Just read this exception message in some code:
"You cannot log responses in a session that has completed."
which is slightly ungrammatical to me (I would need to use the passive "has been completed").
It's interesting the difference between "complete", "finish" and "end" in the context of, say a course.
A student can complete a course but a course cannot complete. A student can finish a course and a course can finish. A course can end but it is somewhat borderline to say a student ended a course (although I might be able to say "the student ended the course on a high note", certainly not "the student ended the course").
I've ordered from room service a couple of times here at the Atlanta Marriott Marquis for SBL and every time they end with something like:
that will be approximately less than 30 minutes
A friend once called me asking whether "number of casualties" is singular or plural. Apparently the words had been uttered by a reporter and there had been some debate at the friend's house as to whether the reporter had got the agreement between the verb and subject correct.
My intuition was that the following are both grammatical:
and that a with was and the with were would both be ungrammatical.
Thinking about it some more, I came up with another example pair.
That made things a little clearer to me (although looking back at the original pair, it's now obvious there too). With the indefinite article a, the heads of the phrases are casualties and people (both plural) whereas with the definite article the, the heads of the phrases are both number (singular).
In "a number of casualties were reported", it's the casualties that were reported; in "the number of casualties was reported", it's the number that was reported.
Even more clearly, in "a number of people were high", it's the people that were high; in "the number of people was high", it's the number that was high.
That would all suggest structures along the lines of:
The structure explains the subject-verb agreement and the semantics.
The interesting question in my mind remains: what it is about the article that determines which structure is licensed in each case?
This probably contributes to a lot of people thinking it's Rubix rather than Rubik's.
The phrase "The Rubik's Cube" sounds odd because you can't normally use an article with a pre-nominal genitive if the pre-nominal itself wouldn't normally take an article.
You can say "the paper", "the professor" and "the professor's paper". You can say "David's paper" but not "*the David's paper". (Although note that if talking about the sculpture "the David", you can say things like "the David's left hand". And, because of Donald Trump, you could say "the Donald's hair".)
You can't say "the Rubik" and so "the Rubik's cube" seems ungrammatical if you think about its component parts.
What's happening is, of course, that "Rubik's" isn't acting as a genitive anymore but rather "Rubik's Cube" has been reanalyzed as an opaque compound noun.

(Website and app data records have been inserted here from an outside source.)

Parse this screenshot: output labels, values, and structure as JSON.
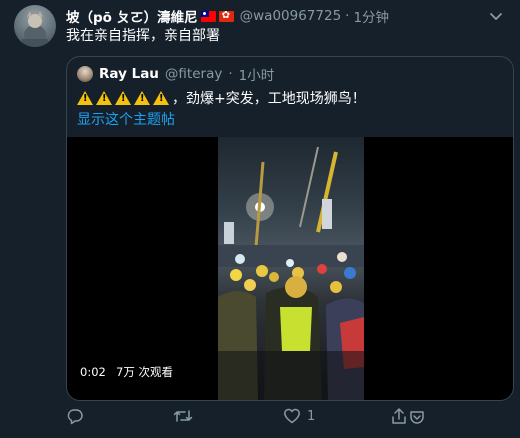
{
  "tweet": {
    "author_name": "坡（pō ㄆㄛ）濤維尼",
    "handle": "@wa00967725",
    "separator": "·",
    "time": "1分钟",
    "text": "我在亲自指挥，亲自部署"
  },
  "quoted": {
    "author_name": "Ray Lau",
    "handle": "@fiteray",
    "separator": "·",
    "time": "1小时",
    "text": "，劲爆+突发，工地现场狮鸟！",
    "warning_count": 5,
    "show_thread": "显示这个主题帖",
    "video": {
      "duration": "0:02",
      "views": "7万 次观看"
    }
  },
  "actions": {
    "reply_count": "",
    "retweet_count": "",
    "like_count": "1",
    "share_count": ""
  },
  "colors": {
    "background": "#15202b",
    "secondary_text": "#8899a6",
    "link": "#1da1f2",
    "border": "#38444d"
  },
  "icons": [
    "avatar",
    "flag-taiwan-icon",
    "flag-hongkong-icon",
    "chevron-down-icon",
    "warning-icon",
    "reply-icon",
    "retweet-icon",
    "like-icon",
    "share-icon"
  ]
}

It's just still written in terms of its components.
But I wanted to respond to zdsmith for starters.
This'll be a stream to capture various linguistic observations.

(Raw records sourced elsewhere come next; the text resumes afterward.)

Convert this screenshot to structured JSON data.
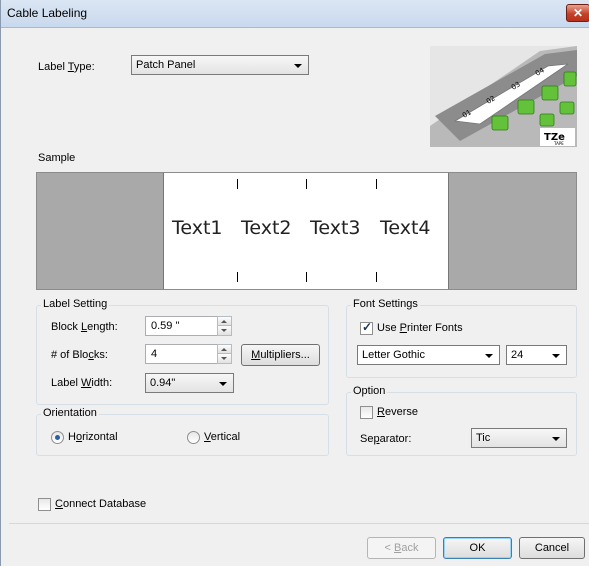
{
  "window": {
    "title": "Cable Labeling",
    "close_glyph": "✕"
  },
  "label_type": {
    "label_prefix": "Label ",
    "label_ul": "T",
    "label_suffix": "ype:",
    "value": "Patch Panel"
  },
  "sample": {
    "heading": "Sample",
    "texts": [
      "Text1",
      "Text2",
      "Text3",
      "Text4"
    ]
  },
  "label_setting": {
    "title": "Label Setting",
    "block_length": {
      "label_prefix": "Block ",
      "label_ul": "L",
      "label_suffix": "ength:",
      "value": "0.59 \""
    },
    "num_blocks": {
      "label_prefix": "# of Blo",
      "label_ul": "c",
      "label_suffix": "ks:",
      "value": "4"
    },
    "multipliers_button": {
      "label_ul": "M",
      "label_suffix": "ultipliers..."
    },
    "label_width": {
      "label_prefix": "Label ",
      "label_ul": "W",
      "label_suffix": "idth:",
      "value": "0.94\""
    }
  },
  "orientation": {
    "title": "Orientation",
    "horizontal": {
      "label_prefix": "H",
      "label_ul": "o",
      "label_suffix": "rizontal",
      "selected": true
    },
    "vertical": {
      "label_ul": "V",
      "label_suffix": "ertical",
      "selected": false
    }
  },
  "font_settings": {
    "title": "Font Settings",
    "use_printer_fonts": {
      "label_prefix": "Use ",
      "label_ul": "P",
      "label_suffix": "rinter Fonts",
      "checked": true
    },
    "font_name": "Letter Gothic",
    "font_size": "24"
  },
  "option": {
    "title": "Option",
    "reverse": {
      "label_ul": "R",
      "label_suffix": "everse",
      "checked": false
    },
    "separator": {
      "label_prefix": "Se",
      "label_ul": "p",
      "label_suffix": "arator:",
      "value": "Tic"
    }
  },
  "connect_database": {
    "label_ul": "C",
    "label_suffix": "onnect Database",
    "checked": false
  },
  "buttons": {
    "back": {
      "label_prefix": "< ",
      "label_ul": "B",
      "label_suffix": "ack"
    },
    "ok": "OK",
    "cancel": "Cancel"
  },
  "illustration": {
    "numbers": [
      "01",
      "02",
      "03",
      "04"
    ],
    "logo": "TZe",
    "logo_sub": "TAPE"
  }
}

Start with the sentence "the customer walks away".
It's modified by a participle phrase to become "the customer walks away actually expecting the technicians to do X"
This then becomes a relative clause "what the customer walks away actually expecting the technicians to do" which in turn becomes the object of "enumerating".
In this card zdsmith writes:
I just stumbled into a real linguistic oddity. Take the sentence: 'The customer walked away expecting the technician to do [X]'.
I just wrote '... enumerating what the customer walks away actually expecting the technicians to do.'
What the customer walks away? What is going on here that I can make an indirect question out of that present participle but end up making it the object of 'walks'?
But I don't really see what is odd about it.